The way the world is structured, white people can go about their lives rarely having to face the way that we continue to perpetuate the oppressive relationships that were founded in white supremacist colonialism. We live in our little enclaves and rarely need to leave them, we don’t speak indigenous languages and rarely need to, we go to white schools and white universities and there is always enough of us that we never really have to leave our little enclosure.

One of the many problems that are fundamental to our mindsets is how we aren’t familiar with history outside of the very little we were told and the fact that often we were told history from an apartheid point of view. Tsafendas was just insane, listening to a tapeworm! For those of you who don’t know who Tsafendas was, that could be a good place to start.

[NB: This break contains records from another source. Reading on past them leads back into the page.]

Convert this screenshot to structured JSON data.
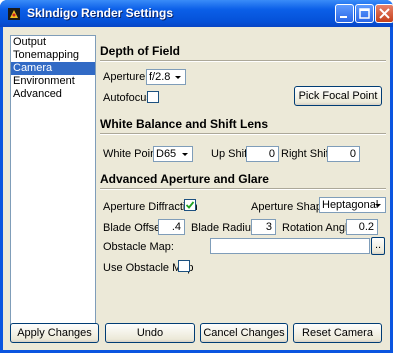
{
  "window": {
    "title": "SkIndigo Render Settings"
  },
  "sidebar": {
    "items": [
      {
        "label": "Output",
        "selected": false
      },
      {
        "label": "Tonemapping",
        "selected": false
      },
      {
        "label": "Camera",
        "selected": true
      },
      {
        "label": "Environment",
        "selected": false
      },
      {
        "label": "Advanced",
        "selected": false
      }
    ]
  },
  "depth_of_field": {
    "title": "Depth of Field",
    "aperture_label": "Aperture:",
    "aperture_value": "f/2.8",
    "autofocus_label": "Autofocus",
    "autofocus_checked": false,
    "pick_focal_button": "Pick Focal Point"
  },
  "white_balance": {
    "title": "White Balance and Shift Lens",
    "white_point_label": "White Point:",
    "white_point_value": "D65",
    "up_shift_label": "Up Shift:",
    "up_shift_value": "0",
    "right_shift_label": "Right Shift:",
    "right_shift_value": "0"
  },
  "advanced_aperture": {
    "title": "Advanced Aperture and Glare",
    "diffraction_label": "Aperture Diffraction",
    "diffraction_checked": true,
    "shape_label": "Aperture Shape:",
    "shape_value": "Heptagonal",
    "blade_offset_label": "Blade Offset:",
    "blade_offset_value": ".4",
    "blade_radius_label": "Blade Radius:",
    "blade_radius_value": "3",
    "rotation_label": "Rotation Angle:",
    "rotation_value": "0.2",
    "obstacle_map_label": "Obstacle Map:",
    "obstacle_map_value": "",
    "browse_button": "..",
    "use_obstacle_label": "Use Obstacle Map",
    "use_obstacle_checked": false
  },
  "footer": {
    "apply_button": "Apply Changes",
    "undo_button": "Undo",
    "cancel_button": "Cancel Changes",
    "reset_button": "Reset Camera"
  }
}
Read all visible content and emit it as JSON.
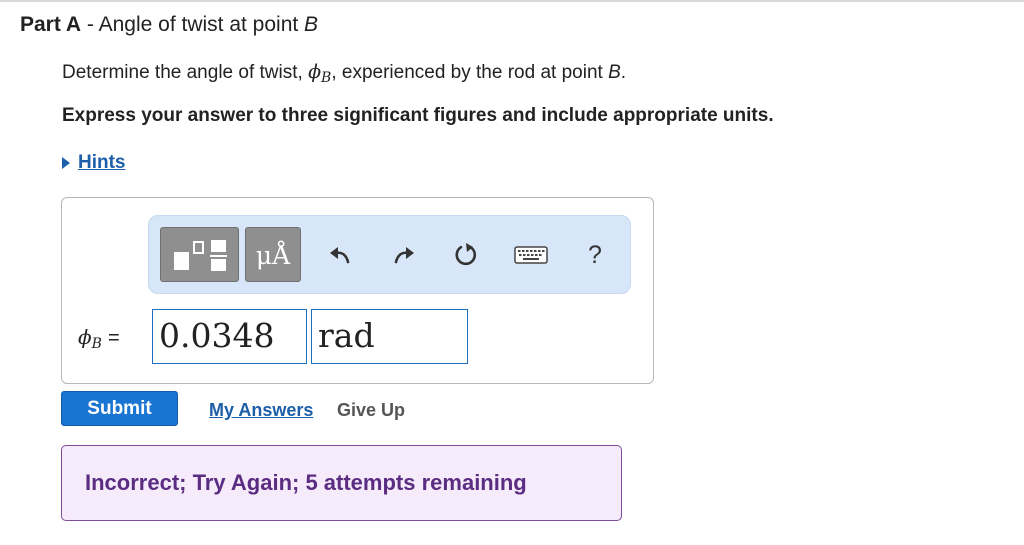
{
  "part": {
    "label": "Part A",
    "separator": " - ",
    "title_prefix": "Angle of twist at point ",
    "title_point": "B"
  },
  "question": {
    "prefix": "Determine the angle of twist, ",
    "symbol": "ϕ",
    "subscript": "B",
    "suffix": ", experienced by the rod at point ",
    "point": "B",
    "end": "."
  },
  "instruction": "Express your answer to three significant figures and include appropriate units.",
  "hints": {
    "label": "Hints"
  },
  "toolbar": {
    "units_label": "μÅ",
    "buttons": [
      "templates-icon",
      "units-icon",
      "undo-icon",
      "redo-icon",
      "reset-icon",
      "keyboard-icon",
      "help-icon"
    ],
    "help_label": "?"
  },
  "answer": {
    "symbol": "ϕ",
    "subscript": "B",
    "equals": "=",
    "value": "0.0348",
    "units": "rad"
  },
  "actions": {
    "submit": "Submit",
    "my_answers": "My Answers",
    "give_up": "Give Up"
  },
  "feedback": {
    "message": "Incorrect; Try Again; 5 attempts remaining"
  },
  "colors": {
    "link": "#1d5fa8",
    "submit": "#1a74d2",
    "feedback_bg": "#f5ebfb",
    "feedback_border": "#7d4c9e",
    "toolbar_bg": "#d7e6f8"
  }
}
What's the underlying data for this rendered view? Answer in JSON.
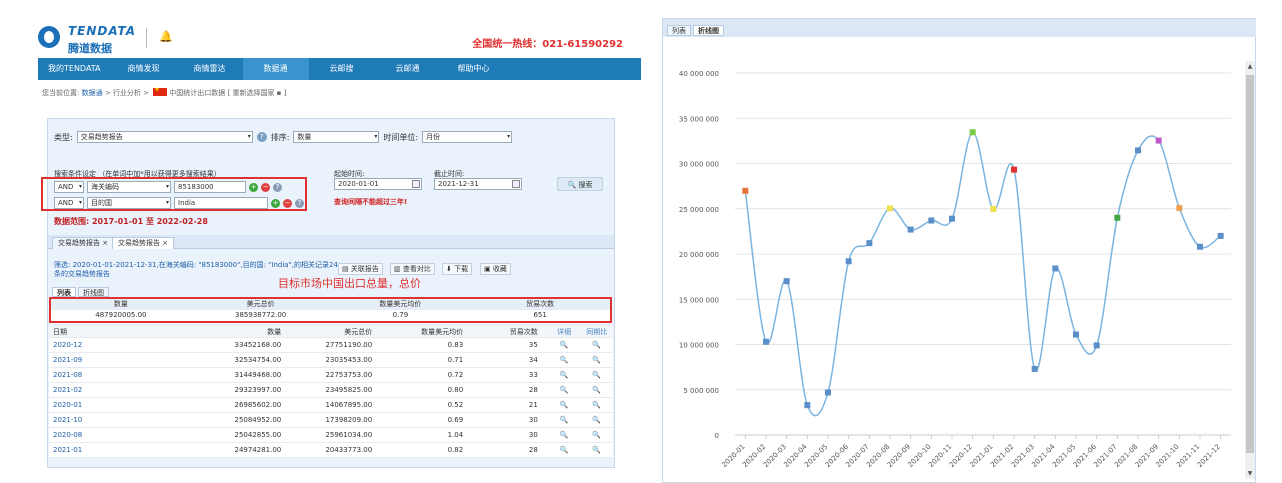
{
  "header": {
    "logo_en": "TENDATA",
    "logo_cn": "腾道数据",
    "hotline": "全国统一热线：021-61590292"
  },
  "nav": [
    "我的TENDATA",
    "商情发现",
    "商情雷达",
    "数据通",
    "云邮搜",
    "云邮通",
    "帮助中心"
  ],
  "nav_active": 3,
  "breadcrumb": {
    "prefix": "您当前位置:",
    "link1": "数据通",
    "sep1": " > ",
    "text2": "行业分析",
    "sep2": " > ",
    "text3": "中国统计出口数据",
    "reselect": "[ 重新选择国家 ▪ ]"
  },
  "filters": {
    "type_label": "类型:",
    "type_value": "交易趋势报告",
    "sort_label": "排序:",
    "sort_value": "数量",
    "unit_label": "时间单位:",
    "unit_value": "月份",
    "cond_label": "搜索条件设定 （在单词中加*用以获得更多搜索结果）",
    "cond1_op": "AND",
    "cond1_field": "海关编码",
    "cond1_value": "85183000",
    "cond2_op": "AND",
    "cond2_field": "目的国",
    "cond2_value": "India",
    "start_label": "起始时间:",
    "start_value": "2020-01-01",
    "end_label": "截止时间:",
    "end_value": "2021-12-31",
    "warning": "查询间隔不能超过三年!",
    "search_label": "搜索",
    "range_text": "数据范围: 2017-01-01 至 2022-02-28"
  },
  "report_tabs": [
    "交易趋势报告 ×",
    "交易趋势报告 ×"
  ],
  "description": "筛选: 2020-01-01-2021-12-31,在海关编码: \"85183000\",目的国: \"India\",的相关记录24条的交易趋势报告",
  "actions": [
    "关联报告",
    "查看对比",
    "下载",
    "收藏"
  ],
  "annotation": "目标市场中国出口总量，总价",
  "sub_tabs": [
    "列表",
    "折线图"
  ],
  "summary": {
    "headers": [
      "数量",
      "美元总价",
      "数量美元均价",
      "贸易次数"
    ],
    "values": [
      "487920005.00",
      "385938772.00",
      "0.79",
      "651"
    ]
  },
  "table": {
    "headers": [
      "日期",
      "数量",
      "美元总价",
      "数量美元均价",
      "贸易次数",
      "详细",
      "同期比"
    ],
    "rows": [
      [
        "2020-12",
        "33452168.00",
        "27751190.00",
        "0.83",
        "35"
      ],
      [
        "2021-09",
        "32534754.00",
        "23035453.00",
        "0.71",
        "34"
      ],
      [
        "2021-08",
        "31449468.00",
        "22753753.00",
        "0.72",
        "33"
      ],
      [
        "2021-02",
        "29323997.00",
        "23495825.00",
        "0.80",
        "28"
      ],
      [
        "2020-01",
        "26985602.00",
        "14067895.00",
        "0.52",
        "21"
      ],
      [
        "2021-10",
        "25084952.00",
        "17398209.00",
        "0.69",
        "30"
      ],
      [
        "2020-08",
        "25042855.00",
        "25961034.00",
        "1.04",
        "30"
      ],
      [
        "2021-01",
        "24974281.00",
        "20433773.00",
        "0.82",
        "28"
      ]
    ]
  },
  "chart_tabs": [
    "列表",
    "折线图"
  ],
  "chart_data": {
    "type": "line",
    "title": "",
    "xlabel": "",
    "ylabel": "",
    "ylim": [
      0,
      40000000
    ],
    "y_ticks": [
      0,
      5000000,
      10000000,
      15000000,
      20000000,
      25000000,
      30000000,
      35000000,
      40000000
    ],
    "y_tick_labels": [
      "0",
      "5 000 000",
      "10 000 000",
      "15 000 000",
      "20 000 000",
      "25 000 000",
      "30 000 000",
      "35 000 000",
      "40 000 000"
    ],
    "categories": [
      "2020-01",
      "2020-02",
      "2020-03",
      "2020-04",
      "2020-05",
      "2020-06",
      "2020-07",
      "2020-08",
      "2020-09",
      "2020-10",
      "2020-11",
      "2020-12",
      "2021-01",
      "2021-02",
      "2021-03",
      "2021-04",
      "2021-05",
      "2021-06",
      "2021-07",
      "2021-08",
      "2021-09",
      "2021-10",
      "2021-11",
      "2021-12"
    ],
    "series": [
      {
        "values": [
          26985602,
          10300000,
          17000000,
          3300000,
          4700000,
          19200000,
          21200000,
          25042855,
          22700000,
          23700000,
          23900000,
          33452168,
          24974281,
          29323997,
          7300000,
          18400000,
          11100000,
          9900000,
          24000000,
          31449468,
          32534754,
          25084952,
          20800000,
          22000000
        ],
        "color": "#7ab4e0"
      }
    ],
    "marker_colors": [
      "#e8733a",
      "#5b8fc9",
      "#5b8fc9",
      "#5b8fc9",
      "#5b8fc9",
      "#5b8fc9",
      "#5b8fc9",
      "#f0e050",
      "#5b8fc9",
      "#5b8fc9",
      "#5b8fc9",
      "#7ac943",
      "#f0e050",
      "#e03030",
      "#5b8fc9",
      "#5b8fc9",
      "#5b8fc9",
      "#5b8fc9",
      "#43a843",
      "#5b8fc9",
      "#c05ac9",
      "#f0a050",
      "#5b8fc9",
      "#5b8fc9"
    ],
    "grid": true,
    "legend": "none"
  }
}
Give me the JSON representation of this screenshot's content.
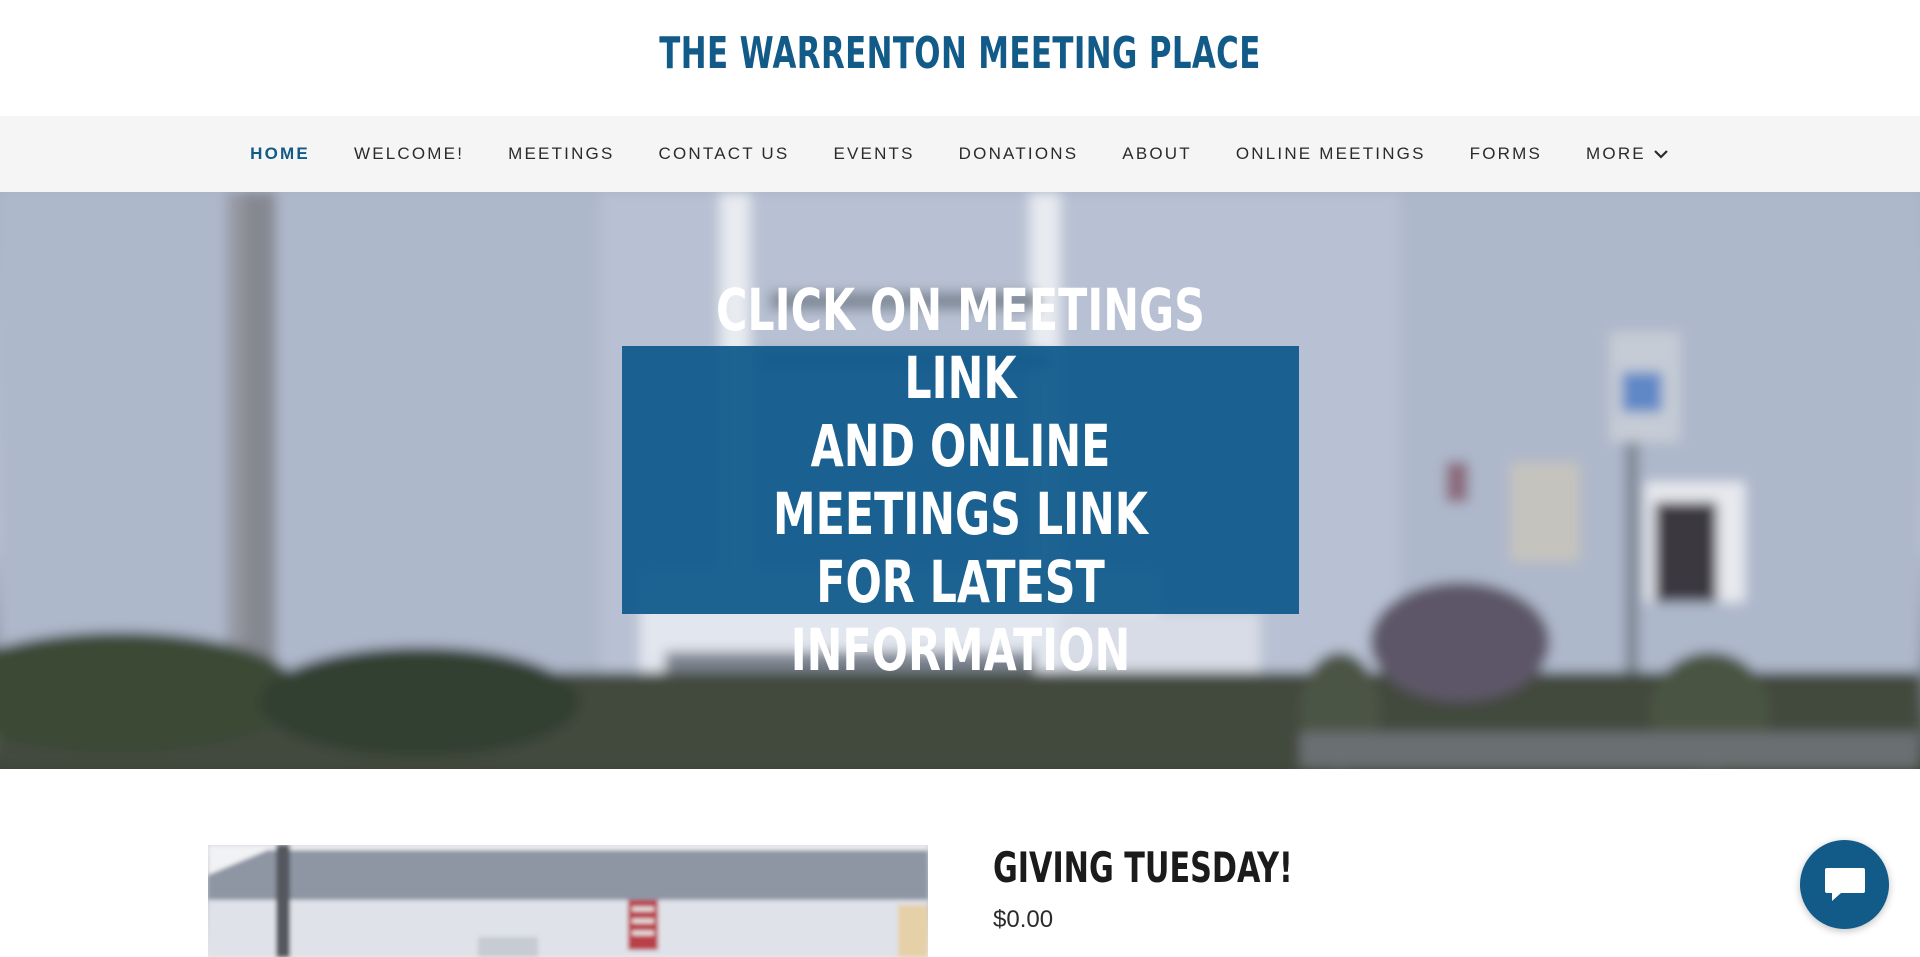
{
  "header": {
    "site_title": "THE WARRENTON MEETING PLACE"
  },
  "nav": {
    "items": [
      {
        "label": "HOME",
        "active": true
      },
      {
        "label": "WELCOME!",
        "active": false
      },
      {
        "label": "MEETINGS",
        "active": false
      },
      {
        "label": "CONTACT US",
        "active": false
      },
      {
        "label": "EVENTS",
        "active": false
      },
      {
        "label": "DONATIONS",
        "active": false
      },
      {
        "label": "ABOUT",
        "active": false
      },
      {
        "label": "ONLINE MEETINGS",
        "active": false
      },
      {
        "label": "FORMS",
        "active": false
      },
      {
        "label": "MORE",
        "active": false,
        "icon": "chevron-down-icon"
      }
    ]
  },
  "hero": {
    "line1": "CLICK ON MEETINGS LINK",
    "line2": "AND ONLINE MEETINGS LINK",
    "line3": "FOR LATEST INFORMATION"
  },
  "product": {
    "title": "GIVING TUESDAY!",
    "price": "$0.00"
  },
  "chat": {
    "icon": "chat-bubble-icon"
  },
  "colors": {
    "brand": "#125a87",
    "nav_bg": "#f5f5f5",
    "text": "#2b2b2b"
  }
}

We get it, it’s hard to engage these things. Understanding history and your position in it does come with an ethical burden. It’s easy to dig your heels into your old beliefs, burn with rage at the challenge, or break down into tears until you’ve found yourself back where you were. Rather, we invite you to challenge yourself to unlearn the old world, to always seek out new, better information, to try to find the most ethical ways to live in your context.